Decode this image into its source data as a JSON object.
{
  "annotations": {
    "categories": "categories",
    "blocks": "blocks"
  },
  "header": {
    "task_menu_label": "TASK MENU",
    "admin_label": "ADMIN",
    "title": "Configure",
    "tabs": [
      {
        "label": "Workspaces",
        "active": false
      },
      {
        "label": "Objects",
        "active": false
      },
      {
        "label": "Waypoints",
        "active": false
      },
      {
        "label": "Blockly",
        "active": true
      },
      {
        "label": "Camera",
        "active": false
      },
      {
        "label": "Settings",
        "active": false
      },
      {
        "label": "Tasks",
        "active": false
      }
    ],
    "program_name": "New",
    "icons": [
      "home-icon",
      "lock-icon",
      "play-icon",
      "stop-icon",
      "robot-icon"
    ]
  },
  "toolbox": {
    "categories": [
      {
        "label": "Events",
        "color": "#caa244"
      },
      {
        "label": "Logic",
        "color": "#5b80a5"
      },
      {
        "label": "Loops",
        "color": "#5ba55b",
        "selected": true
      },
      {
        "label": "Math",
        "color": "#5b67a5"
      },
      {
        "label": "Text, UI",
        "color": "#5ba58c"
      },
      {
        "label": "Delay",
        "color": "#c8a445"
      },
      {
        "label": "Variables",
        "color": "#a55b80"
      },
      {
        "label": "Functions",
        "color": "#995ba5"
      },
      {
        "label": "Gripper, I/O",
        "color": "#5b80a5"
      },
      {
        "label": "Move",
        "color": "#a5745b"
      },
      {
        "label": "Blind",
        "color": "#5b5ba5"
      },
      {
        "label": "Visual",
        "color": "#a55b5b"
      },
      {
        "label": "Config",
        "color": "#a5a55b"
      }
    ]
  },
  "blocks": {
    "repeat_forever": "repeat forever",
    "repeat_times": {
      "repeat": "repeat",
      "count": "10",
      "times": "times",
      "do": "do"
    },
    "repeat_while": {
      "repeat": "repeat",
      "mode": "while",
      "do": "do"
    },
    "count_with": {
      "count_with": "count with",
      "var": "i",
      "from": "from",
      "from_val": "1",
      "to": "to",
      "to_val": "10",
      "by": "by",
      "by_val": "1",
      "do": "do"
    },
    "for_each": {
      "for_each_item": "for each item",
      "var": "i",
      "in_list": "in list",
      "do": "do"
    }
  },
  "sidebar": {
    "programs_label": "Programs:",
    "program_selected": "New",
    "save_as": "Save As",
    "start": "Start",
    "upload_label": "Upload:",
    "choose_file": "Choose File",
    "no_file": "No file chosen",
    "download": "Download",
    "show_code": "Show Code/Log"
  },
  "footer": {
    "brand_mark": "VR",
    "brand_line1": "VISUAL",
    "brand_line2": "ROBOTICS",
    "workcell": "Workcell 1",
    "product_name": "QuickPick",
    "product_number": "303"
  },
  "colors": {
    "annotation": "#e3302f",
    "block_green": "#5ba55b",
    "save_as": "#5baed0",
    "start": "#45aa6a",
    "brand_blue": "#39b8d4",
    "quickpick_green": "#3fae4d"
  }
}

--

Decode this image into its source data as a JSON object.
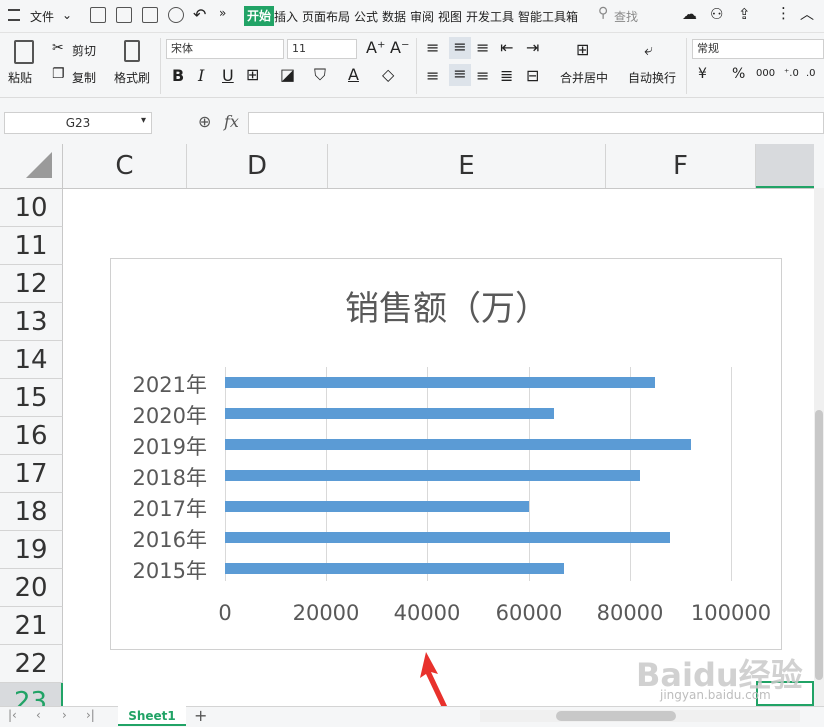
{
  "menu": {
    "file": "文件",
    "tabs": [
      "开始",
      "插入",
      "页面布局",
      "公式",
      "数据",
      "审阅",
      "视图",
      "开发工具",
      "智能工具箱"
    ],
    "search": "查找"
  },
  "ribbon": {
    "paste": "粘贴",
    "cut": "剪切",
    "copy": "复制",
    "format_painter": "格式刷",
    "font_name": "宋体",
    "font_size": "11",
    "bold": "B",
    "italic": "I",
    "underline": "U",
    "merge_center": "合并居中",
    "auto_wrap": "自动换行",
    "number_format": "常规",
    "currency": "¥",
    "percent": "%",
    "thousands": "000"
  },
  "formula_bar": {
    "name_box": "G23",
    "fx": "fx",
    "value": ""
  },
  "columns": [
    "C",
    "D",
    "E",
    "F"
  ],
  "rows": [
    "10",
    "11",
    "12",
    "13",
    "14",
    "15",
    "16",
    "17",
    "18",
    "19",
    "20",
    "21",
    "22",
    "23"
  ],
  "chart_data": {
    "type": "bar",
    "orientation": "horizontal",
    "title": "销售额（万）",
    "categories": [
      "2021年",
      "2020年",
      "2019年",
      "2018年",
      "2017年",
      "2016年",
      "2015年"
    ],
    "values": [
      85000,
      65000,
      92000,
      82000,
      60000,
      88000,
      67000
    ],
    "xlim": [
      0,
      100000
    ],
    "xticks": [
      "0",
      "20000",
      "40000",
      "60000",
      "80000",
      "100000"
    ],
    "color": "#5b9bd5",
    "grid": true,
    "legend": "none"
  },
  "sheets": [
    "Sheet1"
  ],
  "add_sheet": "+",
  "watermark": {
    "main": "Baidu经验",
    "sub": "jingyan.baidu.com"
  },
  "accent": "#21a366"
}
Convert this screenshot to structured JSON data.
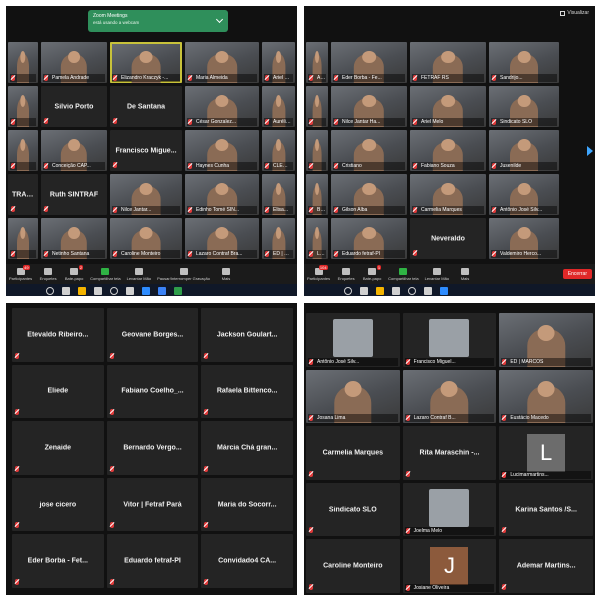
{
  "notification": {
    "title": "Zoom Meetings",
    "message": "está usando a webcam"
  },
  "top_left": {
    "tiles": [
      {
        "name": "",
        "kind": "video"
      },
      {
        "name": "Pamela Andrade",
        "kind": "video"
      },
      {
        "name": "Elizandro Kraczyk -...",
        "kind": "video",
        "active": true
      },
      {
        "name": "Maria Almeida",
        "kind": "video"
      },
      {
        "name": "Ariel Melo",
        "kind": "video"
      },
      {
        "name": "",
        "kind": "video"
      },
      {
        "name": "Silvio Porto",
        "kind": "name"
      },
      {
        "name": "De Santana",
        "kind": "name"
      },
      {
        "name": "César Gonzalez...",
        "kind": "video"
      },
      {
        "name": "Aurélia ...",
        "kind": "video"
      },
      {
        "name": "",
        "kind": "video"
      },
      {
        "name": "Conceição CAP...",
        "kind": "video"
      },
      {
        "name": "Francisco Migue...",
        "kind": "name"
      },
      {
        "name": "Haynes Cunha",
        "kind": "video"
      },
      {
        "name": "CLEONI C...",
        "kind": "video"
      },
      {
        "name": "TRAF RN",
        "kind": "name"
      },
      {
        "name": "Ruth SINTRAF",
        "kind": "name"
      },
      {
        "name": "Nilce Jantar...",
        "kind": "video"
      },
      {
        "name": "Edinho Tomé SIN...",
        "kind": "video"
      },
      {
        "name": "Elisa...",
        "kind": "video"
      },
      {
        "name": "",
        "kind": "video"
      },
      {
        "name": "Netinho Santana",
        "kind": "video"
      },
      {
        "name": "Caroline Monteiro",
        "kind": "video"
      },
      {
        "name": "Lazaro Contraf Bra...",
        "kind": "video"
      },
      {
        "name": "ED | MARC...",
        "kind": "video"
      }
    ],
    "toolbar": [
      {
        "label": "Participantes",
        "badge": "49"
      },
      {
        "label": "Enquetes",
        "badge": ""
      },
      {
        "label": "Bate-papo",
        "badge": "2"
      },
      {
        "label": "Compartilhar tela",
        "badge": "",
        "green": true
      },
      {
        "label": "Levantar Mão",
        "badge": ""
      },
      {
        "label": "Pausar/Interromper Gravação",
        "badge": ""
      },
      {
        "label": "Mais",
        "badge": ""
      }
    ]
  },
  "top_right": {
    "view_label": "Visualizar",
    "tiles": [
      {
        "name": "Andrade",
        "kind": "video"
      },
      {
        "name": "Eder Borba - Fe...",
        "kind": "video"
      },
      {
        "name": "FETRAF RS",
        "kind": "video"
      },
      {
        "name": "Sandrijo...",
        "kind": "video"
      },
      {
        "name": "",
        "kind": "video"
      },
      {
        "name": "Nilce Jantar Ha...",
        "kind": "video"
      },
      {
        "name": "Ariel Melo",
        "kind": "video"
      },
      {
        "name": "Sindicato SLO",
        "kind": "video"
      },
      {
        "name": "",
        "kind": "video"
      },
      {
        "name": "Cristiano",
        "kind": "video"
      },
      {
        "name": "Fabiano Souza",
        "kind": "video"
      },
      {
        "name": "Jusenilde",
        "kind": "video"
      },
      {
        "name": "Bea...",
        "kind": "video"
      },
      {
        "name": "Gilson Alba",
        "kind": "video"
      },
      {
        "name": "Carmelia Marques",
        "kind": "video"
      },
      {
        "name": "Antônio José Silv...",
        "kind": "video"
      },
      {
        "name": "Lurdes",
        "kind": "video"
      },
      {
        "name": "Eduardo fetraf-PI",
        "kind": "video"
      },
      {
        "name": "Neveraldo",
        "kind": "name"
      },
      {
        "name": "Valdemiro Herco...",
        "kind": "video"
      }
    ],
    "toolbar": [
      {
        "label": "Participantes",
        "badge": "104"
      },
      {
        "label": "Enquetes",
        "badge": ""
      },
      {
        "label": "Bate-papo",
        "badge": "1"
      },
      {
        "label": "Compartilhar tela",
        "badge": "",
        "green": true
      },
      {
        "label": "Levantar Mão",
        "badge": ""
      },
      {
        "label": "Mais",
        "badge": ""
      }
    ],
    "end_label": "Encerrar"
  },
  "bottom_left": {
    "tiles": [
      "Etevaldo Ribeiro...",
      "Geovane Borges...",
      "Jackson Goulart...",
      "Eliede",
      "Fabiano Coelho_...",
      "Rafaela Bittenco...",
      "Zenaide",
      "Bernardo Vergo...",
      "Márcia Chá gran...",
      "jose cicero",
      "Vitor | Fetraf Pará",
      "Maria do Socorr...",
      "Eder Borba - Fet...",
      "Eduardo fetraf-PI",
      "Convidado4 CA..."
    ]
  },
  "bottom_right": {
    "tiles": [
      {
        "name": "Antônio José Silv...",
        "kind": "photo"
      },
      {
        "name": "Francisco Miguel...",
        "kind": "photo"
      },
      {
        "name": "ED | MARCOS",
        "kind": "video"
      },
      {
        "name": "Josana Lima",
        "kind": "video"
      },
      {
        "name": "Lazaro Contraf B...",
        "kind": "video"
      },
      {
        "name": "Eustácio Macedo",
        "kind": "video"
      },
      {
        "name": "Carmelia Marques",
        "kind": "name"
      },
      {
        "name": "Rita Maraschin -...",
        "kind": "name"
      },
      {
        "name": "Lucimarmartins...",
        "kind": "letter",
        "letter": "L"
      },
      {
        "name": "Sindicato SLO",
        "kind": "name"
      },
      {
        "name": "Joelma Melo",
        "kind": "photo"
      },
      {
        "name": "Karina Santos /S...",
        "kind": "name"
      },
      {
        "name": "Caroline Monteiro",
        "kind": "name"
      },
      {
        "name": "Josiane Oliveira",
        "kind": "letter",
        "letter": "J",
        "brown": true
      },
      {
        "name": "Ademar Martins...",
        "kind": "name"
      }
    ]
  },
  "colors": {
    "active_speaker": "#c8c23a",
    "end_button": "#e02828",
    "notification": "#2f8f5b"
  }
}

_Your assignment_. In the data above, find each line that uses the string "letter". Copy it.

_Task solution_.
        "kind": "letter",
        "letter": "L"
        "kind": "letter",
        "letter": "J",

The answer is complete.